I am both troubled by and disappointed in the House’s passage of the War Memorial Protection Act today.  Though there are times when the government can appropriately include religious symbols and imagery on public land, a memorial featuring a Latin cross as the only symbol seems far from appropriate.  What this legislation does is set our government up to fail by putting it in a position in which it must choose between religious symbols and thus, between religions, in direct opposition to the tenets of our First Amendment.  

 

At issue here is not the Free Exercise right of soldiers, who have sacrificed their lives for our nation, to be able to have a symbol of the faith of their choosing on their headstones.  Nor is this an issue of whether a host of religious symbols representing the faiths of the fallen can be included in a private, or even a government-created, war memorial. Simply put, this legislation could allow the government to build crosses as monuments to our fallen soldiers.

 

Such a move would be both bad for government—placing it in the unconstitutional position of showing preference for one religion over another—and bad for religion—reducing the age-old symbols of our faiths to secularized markers.

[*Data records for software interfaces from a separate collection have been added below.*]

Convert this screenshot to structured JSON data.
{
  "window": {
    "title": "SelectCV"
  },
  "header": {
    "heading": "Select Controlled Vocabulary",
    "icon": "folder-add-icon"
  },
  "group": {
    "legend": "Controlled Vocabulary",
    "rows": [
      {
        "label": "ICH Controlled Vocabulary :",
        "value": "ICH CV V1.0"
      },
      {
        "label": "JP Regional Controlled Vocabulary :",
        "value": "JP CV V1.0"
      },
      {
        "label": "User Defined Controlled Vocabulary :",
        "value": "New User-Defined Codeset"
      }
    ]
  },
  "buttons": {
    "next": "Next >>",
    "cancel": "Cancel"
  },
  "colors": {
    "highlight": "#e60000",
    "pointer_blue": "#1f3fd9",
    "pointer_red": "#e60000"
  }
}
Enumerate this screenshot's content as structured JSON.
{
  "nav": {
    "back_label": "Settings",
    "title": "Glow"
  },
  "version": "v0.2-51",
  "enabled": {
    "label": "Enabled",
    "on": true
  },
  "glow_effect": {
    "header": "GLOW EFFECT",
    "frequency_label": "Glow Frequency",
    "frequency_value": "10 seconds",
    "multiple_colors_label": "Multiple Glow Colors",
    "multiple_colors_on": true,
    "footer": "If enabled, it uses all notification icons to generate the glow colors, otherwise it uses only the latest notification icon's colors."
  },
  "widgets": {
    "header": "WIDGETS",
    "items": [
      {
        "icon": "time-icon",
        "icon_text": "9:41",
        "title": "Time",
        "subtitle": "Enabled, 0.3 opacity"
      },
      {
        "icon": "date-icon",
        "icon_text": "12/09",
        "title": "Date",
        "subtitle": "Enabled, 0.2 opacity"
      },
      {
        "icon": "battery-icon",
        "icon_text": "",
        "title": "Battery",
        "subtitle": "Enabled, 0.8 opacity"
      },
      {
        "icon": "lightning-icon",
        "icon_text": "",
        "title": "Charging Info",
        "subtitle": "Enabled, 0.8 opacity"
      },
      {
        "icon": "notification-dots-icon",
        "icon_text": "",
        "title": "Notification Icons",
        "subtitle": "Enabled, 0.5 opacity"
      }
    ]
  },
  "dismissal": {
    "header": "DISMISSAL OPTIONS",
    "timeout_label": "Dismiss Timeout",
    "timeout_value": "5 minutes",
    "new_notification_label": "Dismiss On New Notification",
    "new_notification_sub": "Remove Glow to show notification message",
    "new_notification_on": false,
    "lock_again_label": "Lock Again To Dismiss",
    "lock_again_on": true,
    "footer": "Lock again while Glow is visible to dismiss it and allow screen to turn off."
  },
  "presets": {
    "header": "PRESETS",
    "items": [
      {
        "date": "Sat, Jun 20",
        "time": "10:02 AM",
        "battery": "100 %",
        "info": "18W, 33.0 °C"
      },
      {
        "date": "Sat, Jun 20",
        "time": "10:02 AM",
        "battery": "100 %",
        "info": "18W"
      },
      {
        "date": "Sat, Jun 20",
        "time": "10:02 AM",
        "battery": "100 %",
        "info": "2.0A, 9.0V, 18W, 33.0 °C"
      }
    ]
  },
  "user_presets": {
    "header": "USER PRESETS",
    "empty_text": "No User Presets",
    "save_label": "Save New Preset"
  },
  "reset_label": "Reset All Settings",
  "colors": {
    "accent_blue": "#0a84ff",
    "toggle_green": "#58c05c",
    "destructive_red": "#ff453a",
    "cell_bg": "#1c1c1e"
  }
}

Those who have fallen in battle for our country often have done so while protecting the rights that are the cornerstone of our democracy and, specifically, our First Amendment.  Central to these defining characteristics are our religious liberties—the ones jeopardized should this bill become law.